Ab Urbe Condita XXII continues, unsurprisingly, where Ab Urbe Condita XXI left: Hannibal has crossed Alps and is in his winter camp close to Apennine mountains.

Titus Livius follows Hannibal’s exploits as he causes terror and desctruction on Italian soil. Time after time this shrewd general manages to outsmart and outperform his opponents who are hampered by internal strife and conflicts. And there were lots and lots of internal strife. Because two consules were appointed, it was hard to have unified vision on how the war should be fought and Hannibal managed to use this in his advantage. Battle of lake Trasimenus is well remembered because of the massacre of Roman forces that happened there. Even bigger focus Livius gives to battle of Cannae, where Roman forces where soundly defeated. As a historian, Livius doesn’t focus only on Hannibal, but remembers to cataloque and list happenings in Rome, especially religious events and various ominious signs that seem to appear whenever Rome was in deep trouble.

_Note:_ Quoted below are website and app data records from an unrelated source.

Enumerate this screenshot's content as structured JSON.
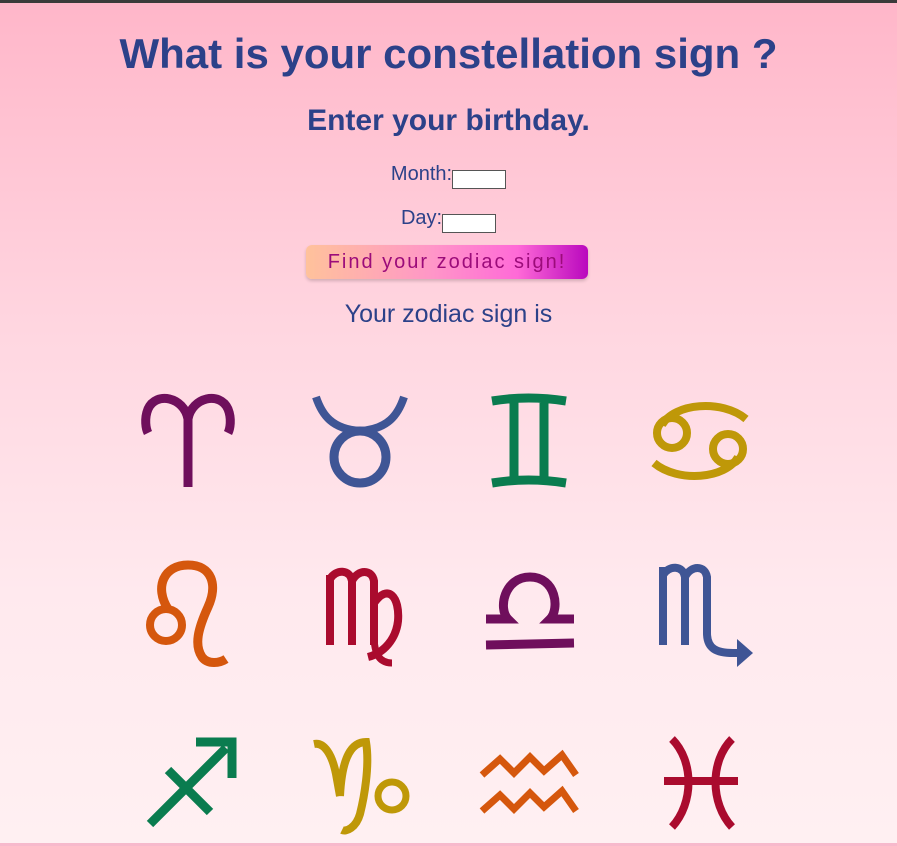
{
  "page": {
    "title": "What is your constellation sign ?",
    "subtitle": "Enter your birthday."
  },
  "form": {
    "month_label": "Month:",
    "month_value": "",
    "day_label": "Day:",
    "day_value": "",
    "submit_label": "Find your zodiac sign!"
  },
  "result": {
    "text": "Your zodiac sign is"
  },
  "zodiac_signs": [
    {
      "name": "aries-icon",
      "color": "#6f0f5c"
    },
    {
      "name": "taurus-icon",
      "color": "#3f5595"
    },
    {
      "name": "gemini-icon",
      "color": "#0a7c4f"
    },
    {
      "name": "cancer-icon",
      "color": "#bf9808"
    },
    {
      "name": "leo-icon",
      "color": "#d5570d"
    },
    {
      "name": "virgo-icon",
      "color": "#aa0b2e"
    },
    {
      "name": "libra-icon",
      "color": "#6f0f5c"
    },
    {
      "name": "scorpio-icon",
      "color": "#3f5595"
    },
    {
      "name": "sagittarius-icon",
      "color": "#0a7c4f"
    },
    {
      "name": "capricorn-icon",
      "color": "#bf9808"
    },
    {
      "name": "aquarius-icon",
      "color": "#d5570d"
    },
    {
      "name": "pisces-icon",
      "color": "#aa0b2e"
    }
  ]
}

I liked this aspect about the book and how Livius highlight personality and character of Hannibal, consules and other notable people.

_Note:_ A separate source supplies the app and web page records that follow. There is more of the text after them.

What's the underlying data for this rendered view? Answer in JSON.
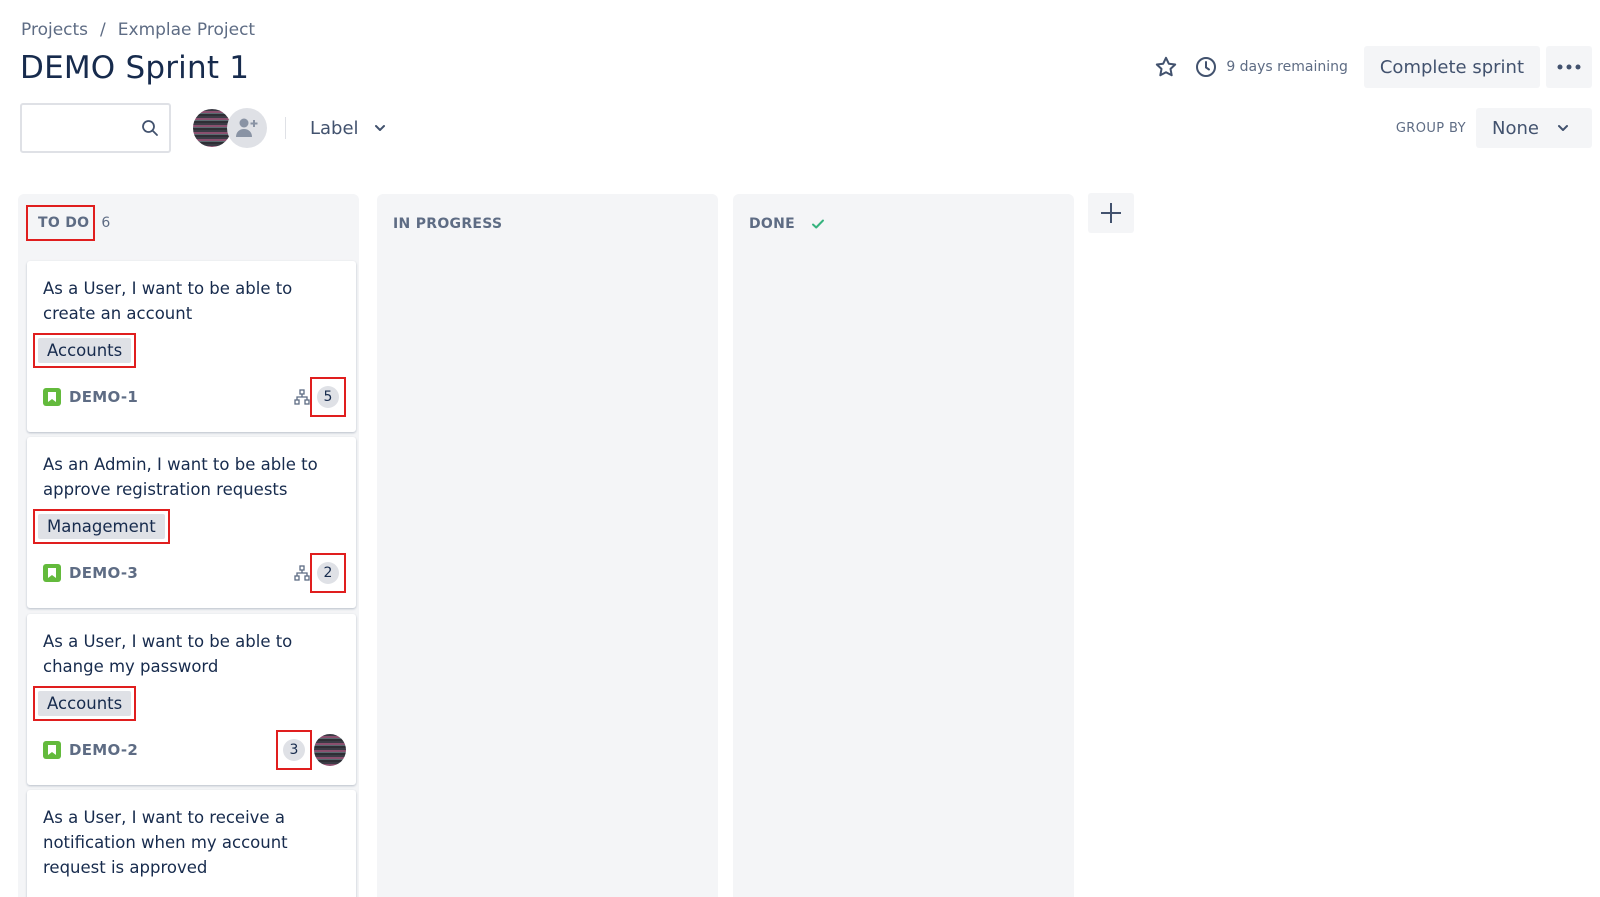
{
  "breadcrumb": {
    "projects": "Projects",
    "separator": "/",
    "project": "Exmplae Project"
  },
  "page": {
    "title": "DEMO Sprint 1"
  },
  "header": {
    "days_remaining": "9 days remaining",
    "complete_sprint": "Complete sprint"
  },
  "toolbar": {
    "search_placeholder": "",
    "label_filter": "Label",
    "group_by_label": "GROUP BY",
    "group_by_value": "None"
  },
  "columns": [
    {
      "title": "TO DO",
      "count": "6"
    },
    {
      "title": "IN PROGRESS",
      "count": ""
    },
    {
      "title": "DONE",
      "count": ""
    }
  ],
  "cards": [
    {
      "title": "As a User, I want to be able to create an account",
      "label": "Accounts",
      "key": "DEMO-1",
      "points": "5",
      "has_subtasks": true,
      "assignee": false
    },
    {
      "title": "As an Admin, I want to be able to approve registration requests",
      "label": "Management",
      "key": "DEMO-3",
      "points": "2",
      "has_subtasks": true,
      "assignee": false
    },
    {
      "title": "As a User, I want to be able to change my password",
      "label": "Accounts",
      "key": "DEMO-2",
      "points": "3",
      "has_subtasks": false,
      "assignee": true
    },
    {
      "title": "As a User, I want to receive a notification when my account request is approved"
    }
  ],
  "icons": {
    "star": "star-icon",
    "clock": "clock-icon",
    "more": "more-icon",
    "search": "search-icon",
    "add_people": "add-people-icon",
    "chevron": "chevron-down-icon",
    "check": "check-icon",
    "plus": "plus-icon",
    "story": "story-icon",
    "subtask": "subtask-icon"
  },
  "colors": {
    "story_green": "#63ba3c",
    "done_check": "#36b37e",
    "highlight_red": "#e01e1e"
  }
}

The book contains preface giving a bit of background for the reader and extensive appendix giving short description what happened after the events in the book and even more details about battle of Cannae (which is quite famous after all). There’s even section by Martti Turtola analyzing battles of lake Trasimenus and Cannae from military science perspective. And if you’re interested on the latin version of Ab Urbe Condita XXII, that’s also printed in the book.

I enjoyed the book quite a bit and the only major thing to complain is that there are no Finnish translations of the later books. If you want to know what happened to Hannibal, you have to read later books in some other language. I’m hoping that there will eventually be Finnish translations of the later books.

Leave a Reply

Fill in your details below or click an icon to log in:

WordPress.com Logo

You are commenting using your WordPress.com account. Log Out /  Change )

Twitter picture

You are commenting using your Twitter account. Log Out /  Change )

Facebook photo

You are commenting using your Facebook account. Log Out /  Change )

Connecting to %s